My Target experience shook that faith, just a little.
This is an actual sign that we encountered in an actual rest stop parking lot in Connecticut. I immediately began wondering:
Is effectively reducing the number of parking spaces available really Connecticut's best solution to inadequate facilities?
How do they know the vehicle is travelling with multiple occupants?
If they patrol the lot, giving tickets to offenders, should we leave two people in the car and use the restroom in shifts? On this trip, we could have done that.
However, we are often travelling with just the two of us. A car with two people in it is certainly a "multiple occupant vehicle," but leaving just one in the car while the other uses the facilities might lead to an unpleasant encounter with the guard, since he would see only one person in the car.
Is there a surveilance camera in the lot? There probably is. When you drive in, does it detect how many people are in the car, then automatically mail you a ticket if it records you parking in the wrong spot?
In the end, we just parked in an "everyone is welcome" space and entered the building together.
I don't like liturgical worship. It's stiff and formal, not to mention confusing. It doesn't leave enough room for the Holy Spirit. Prayer should be sponataneous; reciting set prayers is just meaningless repetition. And what's with the "smells and bells," anyway?
That's what I hear from the many people who look with suspicion on Anglican, Catholic, and Orthodox forms of worship.
Those who know how much I love the heart-piercing beauties of traditional, "high church" worship can be excused for thinking I must have been born and raised in one of those denominations. That I'm just an elderly lady clinging to the good old days of her roots.
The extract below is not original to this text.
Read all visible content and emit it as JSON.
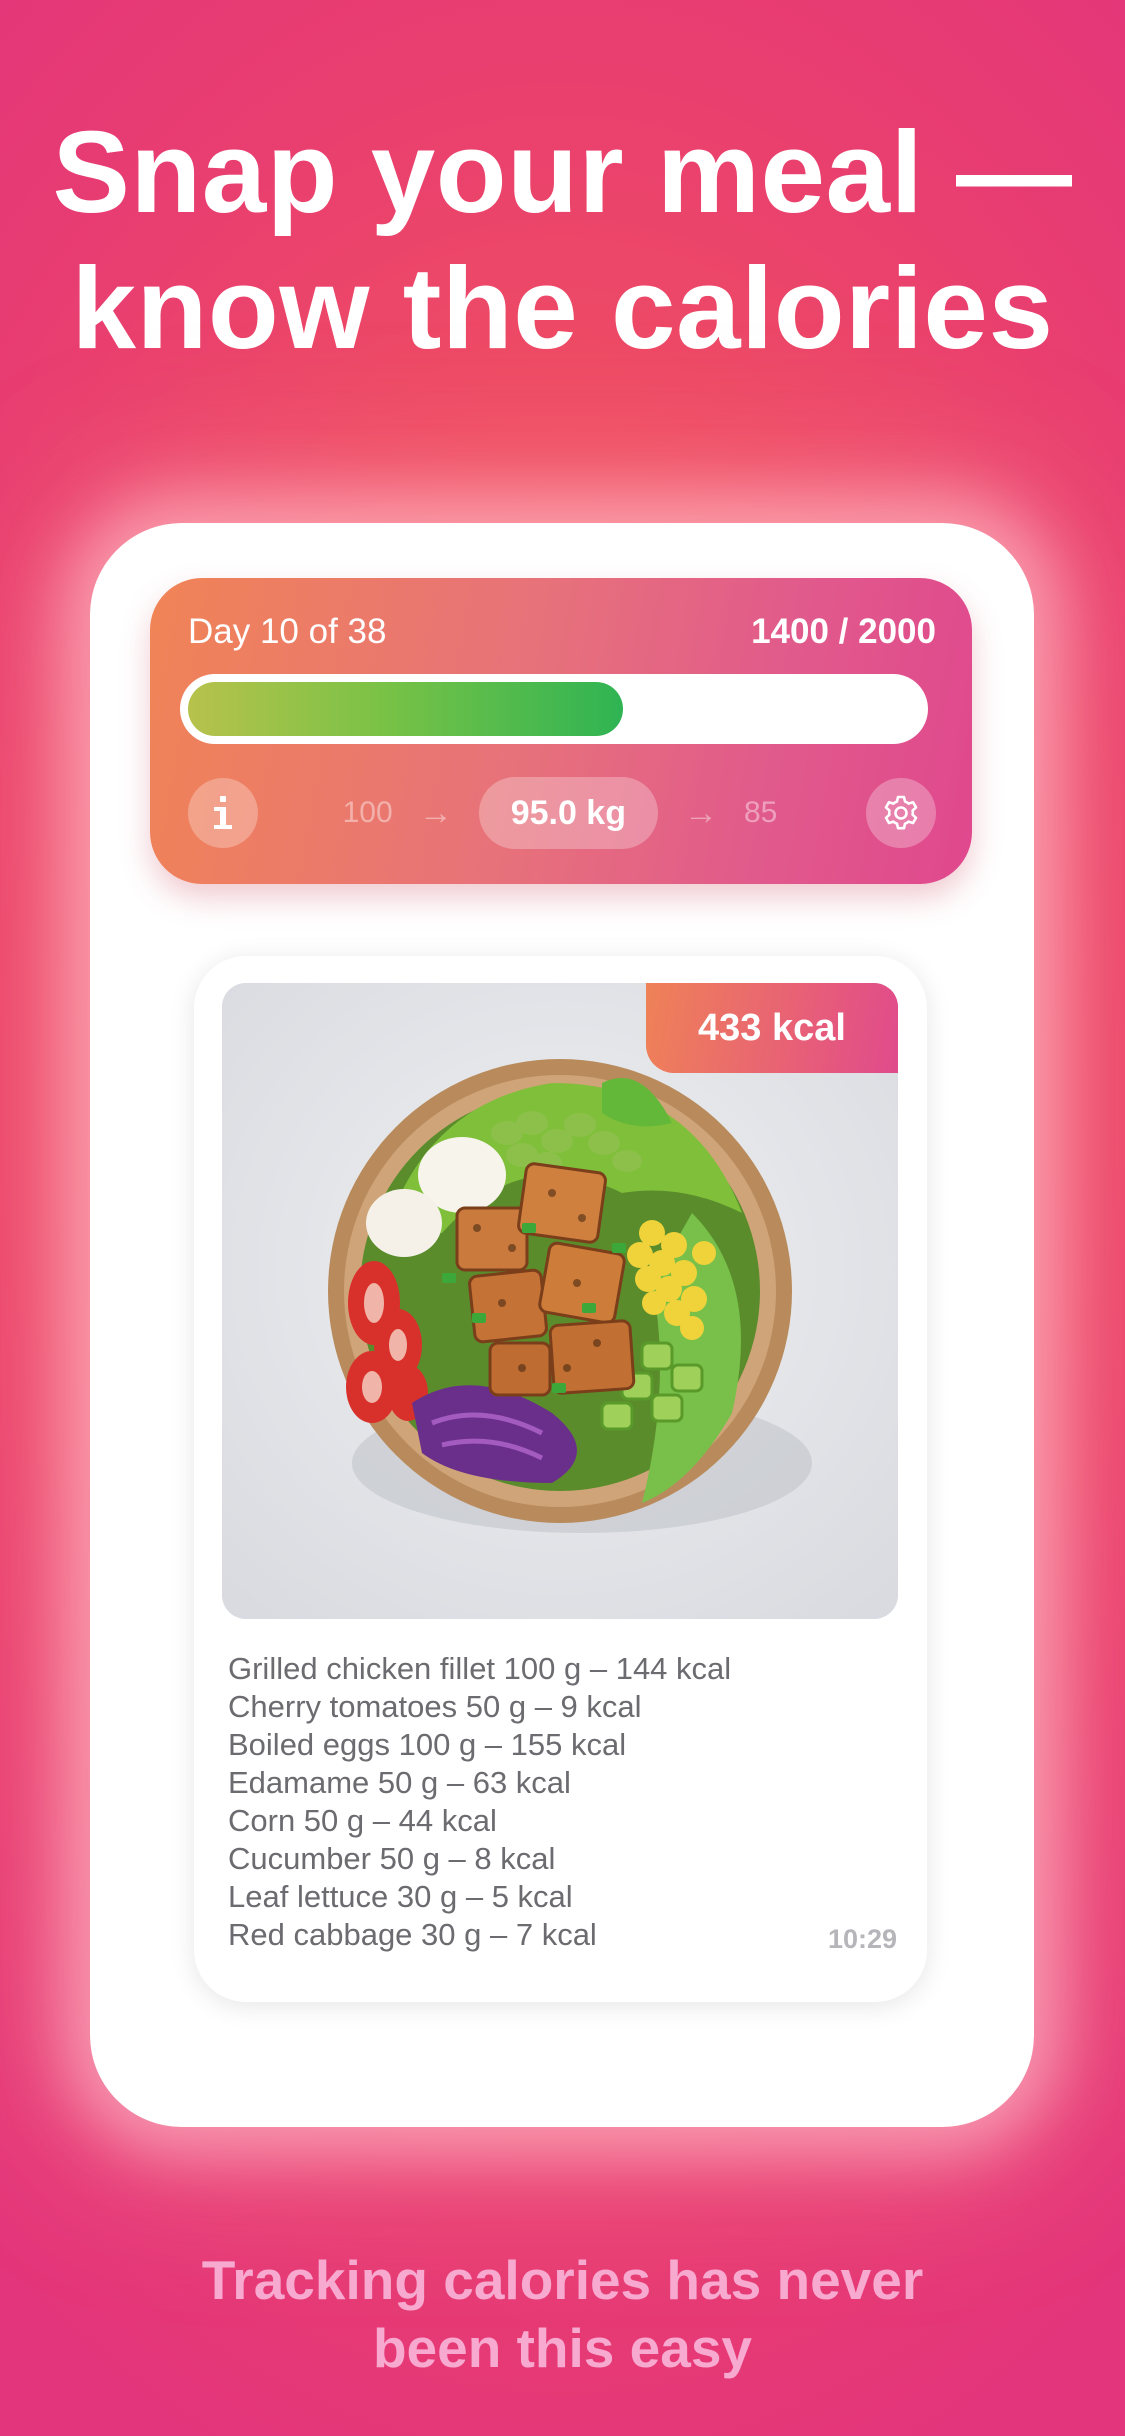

Not at all.
In my childhood I went to a Dutch Reformed church in a small village in Upstate New York. Since then I've experienced worship in a great variety of church denominations and non-denominations, including an atheist period in no church at all. And I've noticed something.
All churches have liturgy.
Liturgy, literally "the work of the people," is what happens in the worship service of any church. No matter how informal, every church service has a flow, a pattern, a set way of doing things that is comfortably familiar to regulars and confusing to visitors. Even the church I know that proudly proclaimed, "we have no liturgy," only meant that theirs was different from what you would experience at the Catholic church down the street. All churches have liturgy, and arguing over which brings you closer to God is like debating whether Johann Sebastian Bach or Louis Armstrong was the better musician.
In fact, I think music is a good analogy here. If you make music in an orchestra, or a jazz band, or a choir, you're going to feel uncomfortable at first if you're sightreading the music, or even the musical style. You'll play some wrong notes and miss the rhythm and maybe feel awkward and embarrassed. But after a while, with experience, the music begins to soar through you, and there is very little more glorious.
That's how I feel about Anglican worship. The set prayers, the gestures, the standing and kneeling, the chanting, and even the bells and the incense—these are all notes in a complex and beautiful symphony. I'm still learning; I don't hit all the right notes and my rhythm isn't perfect. But the music soars through me.
And when I visit other churches, I need to remember that my awkward, uncomfortable feeling is not because they are all wrong, but because I'm still sightreading their liturgy.
(Unless the music is too loud, as it so often is these days. In that case what I'm experiencing is plain, naked pain, which can't be overcome by time and practice. But that's another issue.)